Problem:
Report every line in the listing that contains the string "Camada".

Data in this exercise:
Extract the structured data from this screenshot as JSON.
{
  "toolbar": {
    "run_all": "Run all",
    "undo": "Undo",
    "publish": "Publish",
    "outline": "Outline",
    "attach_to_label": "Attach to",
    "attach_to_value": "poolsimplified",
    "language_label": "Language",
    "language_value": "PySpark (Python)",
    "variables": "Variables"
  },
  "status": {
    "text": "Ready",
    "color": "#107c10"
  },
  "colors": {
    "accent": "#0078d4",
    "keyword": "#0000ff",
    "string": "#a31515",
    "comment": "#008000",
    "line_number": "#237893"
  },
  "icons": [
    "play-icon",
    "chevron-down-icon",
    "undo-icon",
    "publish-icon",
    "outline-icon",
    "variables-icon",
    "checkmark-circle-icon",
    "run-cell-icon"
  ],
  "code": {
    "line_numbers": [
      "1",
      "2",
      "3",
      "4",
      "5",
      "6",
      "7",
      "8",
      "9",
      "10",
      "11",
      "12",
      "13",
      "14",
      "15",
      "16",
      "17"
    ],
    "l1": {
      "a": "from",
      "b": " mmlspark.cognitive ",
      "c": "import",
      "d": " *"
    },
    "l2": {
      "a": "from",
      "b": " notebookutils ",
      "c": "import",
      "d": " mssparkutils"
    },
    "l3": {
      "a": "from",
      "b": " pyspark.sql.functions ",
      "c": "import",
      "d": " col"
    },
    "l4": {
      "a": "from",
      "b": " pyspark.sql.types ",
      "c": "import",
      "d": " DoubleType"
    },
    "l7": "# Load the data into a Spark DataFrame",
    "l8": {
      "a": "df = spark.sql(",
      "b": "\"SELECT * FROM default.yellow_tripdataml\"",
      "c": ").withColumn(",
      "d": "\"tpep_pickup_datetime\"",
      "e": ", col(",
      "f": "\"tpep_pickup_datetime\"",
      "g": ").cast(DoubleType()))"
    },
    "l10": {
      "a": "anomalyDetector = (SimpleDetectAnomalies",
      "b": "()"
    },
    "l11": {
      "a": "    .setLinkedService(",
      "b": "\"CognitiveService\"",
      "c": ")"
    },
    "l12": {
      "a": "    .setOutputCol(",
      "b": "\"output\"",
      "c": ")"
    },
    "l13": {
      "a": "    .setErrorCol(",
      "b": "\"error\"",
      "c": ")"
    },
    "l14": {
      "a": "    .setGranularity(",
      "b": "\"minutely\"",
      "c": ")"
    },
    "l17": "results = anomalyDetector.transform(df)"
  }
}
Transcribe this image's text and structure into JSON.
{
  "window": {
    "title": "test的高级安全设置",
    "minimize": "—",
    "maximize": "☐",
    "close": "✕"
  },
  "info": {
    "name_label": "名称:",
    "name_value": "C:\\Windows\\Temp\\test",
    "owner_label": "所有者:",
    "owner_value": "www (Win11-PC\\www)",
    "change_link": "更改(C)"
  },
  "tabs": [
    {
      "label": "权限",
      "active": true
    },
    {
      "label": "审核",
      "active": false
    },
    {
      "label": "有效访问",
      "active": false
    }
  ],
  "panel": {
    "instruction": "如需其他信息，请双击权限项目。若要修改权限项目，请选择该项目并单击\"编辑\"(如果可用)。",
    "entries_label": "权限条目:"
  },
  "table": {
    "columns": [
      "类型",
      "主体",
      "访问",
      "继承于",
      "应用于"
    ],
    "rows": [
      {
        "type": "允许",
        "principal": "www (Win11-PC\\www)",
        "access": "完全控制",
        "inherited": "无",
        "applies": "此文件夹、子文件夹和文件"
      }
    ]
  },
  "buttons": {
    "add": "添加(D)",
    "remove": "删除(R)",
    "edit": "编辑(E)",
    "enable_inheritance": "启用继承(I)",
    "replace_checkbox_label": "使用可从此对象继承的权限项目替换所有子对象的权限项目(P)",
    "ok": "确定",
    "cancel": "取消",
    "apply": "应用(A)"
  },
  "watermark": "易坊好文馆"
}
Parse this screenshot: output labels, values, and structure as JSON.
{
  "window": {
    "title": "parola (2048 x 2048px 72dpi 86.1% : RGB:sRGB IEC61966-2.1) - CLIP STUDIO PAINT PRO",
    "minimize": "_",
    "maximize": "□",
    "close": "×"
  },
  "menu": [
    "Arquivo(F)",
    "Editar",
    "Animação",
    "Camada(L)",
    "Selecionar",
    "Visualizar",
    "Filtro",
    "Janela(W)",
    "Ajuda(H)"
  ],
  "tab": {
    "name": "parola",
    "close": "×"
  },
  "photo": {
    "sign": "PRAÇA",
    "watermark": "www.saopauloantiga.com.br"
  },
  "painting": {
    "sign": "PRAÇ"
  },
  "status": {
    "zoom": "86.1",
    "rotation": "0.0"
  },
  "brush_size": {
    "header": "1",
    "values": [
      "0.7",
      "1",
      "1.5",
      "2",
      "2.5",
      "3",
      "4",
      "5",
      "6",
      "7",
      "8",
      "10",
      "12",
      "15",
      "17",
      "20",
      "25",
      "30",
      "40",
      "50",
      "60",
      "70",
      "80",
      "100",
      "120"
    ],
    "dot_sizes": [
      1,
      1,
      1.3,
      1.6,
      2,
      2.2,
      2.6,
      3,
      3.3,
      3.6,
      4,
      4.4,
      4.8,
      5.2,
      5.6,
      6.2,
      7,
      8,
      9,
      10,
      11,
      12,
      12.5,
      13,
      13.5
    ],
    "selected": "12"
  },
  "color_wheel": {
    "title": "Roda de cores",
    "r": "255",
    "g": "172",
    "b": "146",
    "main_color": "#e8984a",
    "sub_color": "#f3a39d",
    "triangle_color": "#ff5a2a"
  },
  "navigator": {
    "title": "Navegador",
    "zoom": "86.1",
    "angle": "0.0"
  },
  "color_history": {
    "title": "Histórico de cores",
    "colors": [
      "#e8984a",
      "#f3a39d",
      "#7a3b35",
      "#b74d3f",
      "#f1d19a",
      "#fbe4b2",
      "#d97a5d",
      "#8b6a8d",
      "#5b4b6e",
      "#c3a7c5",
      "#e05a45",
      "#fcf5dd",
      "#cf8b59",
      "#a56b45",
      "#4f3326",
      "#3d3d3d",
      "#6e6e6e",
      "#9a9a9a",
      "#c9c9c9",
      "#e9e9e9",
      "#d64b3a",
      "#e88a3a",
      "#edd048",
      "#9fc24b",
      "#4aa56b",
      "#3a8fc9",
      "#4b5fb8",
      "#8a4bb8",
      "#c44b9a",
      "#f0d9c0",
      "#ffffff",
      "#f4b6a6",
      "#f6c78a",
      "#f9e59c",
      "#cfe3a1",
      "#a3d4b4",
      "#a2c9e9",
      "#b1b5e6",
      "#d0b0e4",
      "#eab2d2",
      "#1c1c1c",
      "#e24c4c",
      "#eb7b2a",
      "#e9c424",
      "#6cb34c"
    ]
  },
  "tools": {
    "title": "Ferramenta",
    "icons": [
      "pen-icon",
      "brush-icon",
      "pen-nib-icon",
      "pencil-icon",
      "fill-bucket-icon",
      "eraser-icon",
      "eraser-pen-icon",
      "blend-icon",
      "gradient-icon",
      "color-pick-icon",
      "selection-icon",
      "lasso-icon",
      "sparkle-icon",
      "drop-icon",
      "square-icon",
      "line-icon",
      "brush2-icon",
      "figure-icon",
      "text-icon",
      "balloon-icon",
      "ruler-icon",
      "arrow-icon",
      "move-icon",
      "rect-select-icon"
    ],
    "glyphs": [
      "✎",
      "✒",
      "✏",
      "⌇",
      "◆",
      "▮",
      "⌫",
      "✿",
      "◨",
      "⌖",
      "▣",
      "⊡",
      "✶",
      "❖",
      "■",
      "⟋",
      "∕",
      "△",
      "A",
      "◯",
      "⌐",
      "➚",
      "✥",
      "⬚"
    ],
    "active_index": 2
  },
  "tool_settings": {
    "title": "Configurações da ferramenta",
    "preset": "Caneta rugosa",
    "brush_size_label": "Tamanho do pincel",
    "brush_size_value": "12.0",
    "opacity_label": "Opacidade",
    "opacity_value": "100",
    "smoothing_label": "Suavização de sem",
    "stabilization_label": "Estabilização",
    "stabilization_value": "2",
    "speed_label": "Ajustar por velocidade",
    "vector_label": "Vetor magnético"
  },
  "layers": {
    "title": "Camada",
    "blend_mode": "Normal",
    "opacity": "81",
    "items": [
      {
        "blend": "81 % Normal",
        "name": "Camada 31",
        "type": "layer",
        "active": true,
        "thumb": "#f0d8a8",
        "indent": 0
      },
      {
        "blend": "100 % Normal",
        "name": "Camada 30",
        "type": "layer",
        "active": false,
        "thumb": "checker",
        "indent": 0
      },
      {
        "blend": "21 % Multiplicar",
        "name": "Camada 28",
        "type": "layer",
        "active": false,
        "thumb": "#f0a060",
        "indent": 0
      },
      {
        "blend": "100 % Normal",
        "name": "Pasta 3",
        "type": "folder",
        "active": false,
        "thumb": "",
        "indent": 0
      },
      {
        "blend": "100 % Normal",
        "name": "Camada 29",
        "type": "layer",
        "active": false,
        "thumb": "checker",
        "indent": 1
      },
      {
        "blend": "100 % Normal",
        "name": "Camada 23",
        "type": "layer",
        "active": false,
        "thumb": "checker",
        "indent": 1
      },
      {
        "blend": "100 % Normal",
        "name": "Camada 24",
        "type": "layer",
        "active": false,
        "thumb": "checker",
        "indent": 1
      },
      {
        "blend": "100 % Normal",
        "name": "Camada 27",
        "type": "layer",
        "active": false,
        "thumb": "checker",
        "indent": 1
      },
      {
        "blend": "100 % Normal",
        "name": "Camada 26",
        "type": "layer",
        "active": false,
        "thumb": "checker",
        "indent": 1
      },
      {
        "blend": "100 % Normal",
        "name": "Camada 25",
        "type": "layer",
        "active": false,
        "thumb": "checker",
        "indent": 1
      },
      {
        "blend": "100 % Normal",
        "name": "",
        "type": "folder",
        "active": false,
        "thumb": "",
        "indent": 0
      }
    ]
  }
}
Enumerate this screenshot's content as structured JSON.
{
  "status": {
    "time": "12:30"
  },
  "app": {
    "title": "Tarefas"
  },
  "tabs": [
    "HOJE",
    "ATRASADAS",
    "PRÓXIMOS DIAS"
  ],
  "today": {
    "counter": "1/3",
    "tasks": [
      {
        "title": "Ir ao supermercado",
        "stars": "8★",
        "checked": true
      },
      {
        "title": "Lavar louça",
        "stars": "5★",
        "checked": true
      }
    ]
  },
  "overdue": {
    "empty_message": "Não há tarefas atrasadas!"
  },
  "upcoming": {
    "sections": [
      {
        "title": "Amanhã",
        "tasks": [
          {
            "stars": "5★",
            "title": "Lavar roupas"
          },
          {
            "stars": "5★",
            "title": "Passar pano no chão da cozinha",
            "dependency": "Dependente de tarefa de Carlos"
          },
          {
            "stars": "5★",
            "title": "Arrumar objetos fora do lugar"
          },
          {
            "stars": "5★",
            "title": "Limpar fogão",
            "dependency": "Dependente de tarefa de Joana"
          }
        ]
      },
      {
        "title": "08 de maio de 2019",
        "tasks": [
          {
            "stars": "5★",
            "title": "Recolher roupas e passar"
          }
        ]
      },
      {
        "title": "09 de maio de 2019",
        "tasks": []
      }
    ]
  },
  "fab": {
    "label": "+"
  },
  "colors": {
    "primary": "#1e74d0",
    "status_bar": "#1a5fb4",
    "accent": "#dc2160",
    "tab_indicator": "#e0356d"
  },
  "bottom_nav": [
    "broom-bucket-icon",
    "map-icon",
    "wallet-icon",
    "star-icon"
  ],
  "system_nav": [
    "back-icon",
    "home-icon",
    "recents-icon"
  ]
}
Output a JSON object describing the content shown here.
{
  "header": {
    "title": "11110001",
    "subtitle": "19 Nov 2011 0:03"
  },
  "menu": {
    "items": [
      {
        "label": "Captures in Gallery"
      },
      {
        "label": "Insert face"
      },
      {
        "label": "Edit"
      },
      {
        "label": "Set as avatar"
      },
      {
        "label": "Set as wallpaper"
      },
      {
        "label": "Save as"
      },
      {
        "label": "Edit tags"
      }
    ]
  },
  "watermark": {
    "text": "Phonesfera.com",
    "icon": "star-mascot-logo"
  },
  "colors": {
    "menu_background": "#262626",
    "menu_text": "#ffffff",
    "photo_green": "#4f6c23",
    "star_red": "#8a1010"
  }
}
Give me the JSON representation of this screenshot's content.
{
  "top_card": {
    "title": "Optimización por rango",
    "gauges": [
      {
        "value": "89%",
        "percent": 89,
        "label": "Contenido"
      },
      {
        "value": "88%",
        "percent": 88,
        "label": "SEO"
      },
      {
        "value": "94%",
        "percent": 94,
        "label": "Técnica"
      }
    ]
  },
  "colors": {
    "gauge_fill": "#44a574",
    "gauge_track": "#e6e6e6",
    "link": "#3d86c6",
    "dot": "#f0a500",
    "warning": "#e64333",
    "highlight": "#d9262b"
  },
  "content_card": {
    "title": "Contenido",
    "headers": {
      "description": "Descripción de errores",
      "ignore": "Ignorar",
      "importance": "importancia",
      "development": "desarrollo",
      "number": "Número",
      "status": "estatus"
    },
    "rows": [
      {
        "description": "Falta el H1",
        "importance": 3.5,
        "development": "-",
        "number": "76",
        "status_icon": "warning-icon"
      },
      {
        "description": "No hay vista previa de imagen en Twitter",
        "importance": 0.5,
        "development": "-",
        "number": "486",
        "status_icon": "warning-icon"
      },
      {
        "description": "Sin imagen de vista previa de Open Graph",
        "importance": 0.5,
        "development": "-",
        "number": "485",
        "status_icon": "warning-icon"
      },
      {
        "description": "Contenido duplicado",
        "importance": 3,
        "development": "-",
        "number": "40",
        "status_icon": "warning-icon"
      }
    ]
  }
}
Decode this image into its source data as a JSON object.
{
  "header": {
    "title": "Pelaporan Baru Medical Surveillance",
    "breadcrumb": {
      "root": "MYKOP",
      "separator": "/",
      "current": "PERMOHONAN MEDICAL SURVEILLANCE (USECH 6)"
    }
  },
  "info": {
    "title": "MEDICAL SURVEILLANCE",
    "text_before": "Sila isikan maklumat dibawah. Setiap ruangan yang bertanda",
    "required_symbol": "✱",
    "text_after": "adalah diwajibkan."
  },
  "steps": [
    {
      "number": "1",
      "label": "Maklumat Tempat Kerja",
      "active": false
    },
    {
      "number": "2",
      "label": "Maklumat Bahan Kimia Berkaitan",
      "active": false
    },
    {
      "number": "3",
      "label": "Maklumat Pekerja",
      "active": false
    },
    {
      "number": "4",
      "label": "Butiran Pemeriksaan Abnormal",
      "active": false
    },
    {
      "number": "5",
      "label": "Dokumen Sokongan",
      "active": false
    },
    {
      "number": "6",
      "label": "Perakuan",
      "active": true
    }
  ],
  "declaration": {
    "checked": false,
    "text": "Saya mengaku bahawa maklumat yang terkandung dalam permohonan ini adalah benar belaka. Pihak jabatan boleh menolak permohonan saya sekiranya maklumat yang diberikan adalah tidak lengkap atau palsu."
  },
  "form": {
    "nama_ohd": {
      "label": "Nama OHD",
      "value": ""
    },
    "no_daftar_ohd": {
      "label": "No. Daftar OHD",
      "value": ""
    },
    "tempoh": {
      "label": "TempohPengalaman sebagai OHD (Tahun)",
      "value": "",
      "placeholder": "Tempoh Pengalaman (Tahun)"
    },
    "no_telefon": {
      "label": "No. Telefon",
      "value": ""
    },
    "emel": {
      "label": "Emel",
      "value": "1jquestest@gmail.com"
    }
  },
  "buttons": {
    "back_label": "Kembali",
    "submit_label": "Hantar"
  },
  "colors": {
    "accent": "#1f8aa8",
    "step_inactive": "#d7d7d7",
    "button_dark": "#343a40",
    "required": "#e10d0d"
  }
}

Task solution:
    "Camada(L)",
    "title": "Camada",
        "name": "Camada 31",
        "name": "Camada 30",
        "name": "Camada 28",
        "name": "Camada 29",
        "name": "Camada 23",
        "name": "Camada 24",
        "name": "Camada 27",
        "name": "Camada 26",
        "name": "Camada 25",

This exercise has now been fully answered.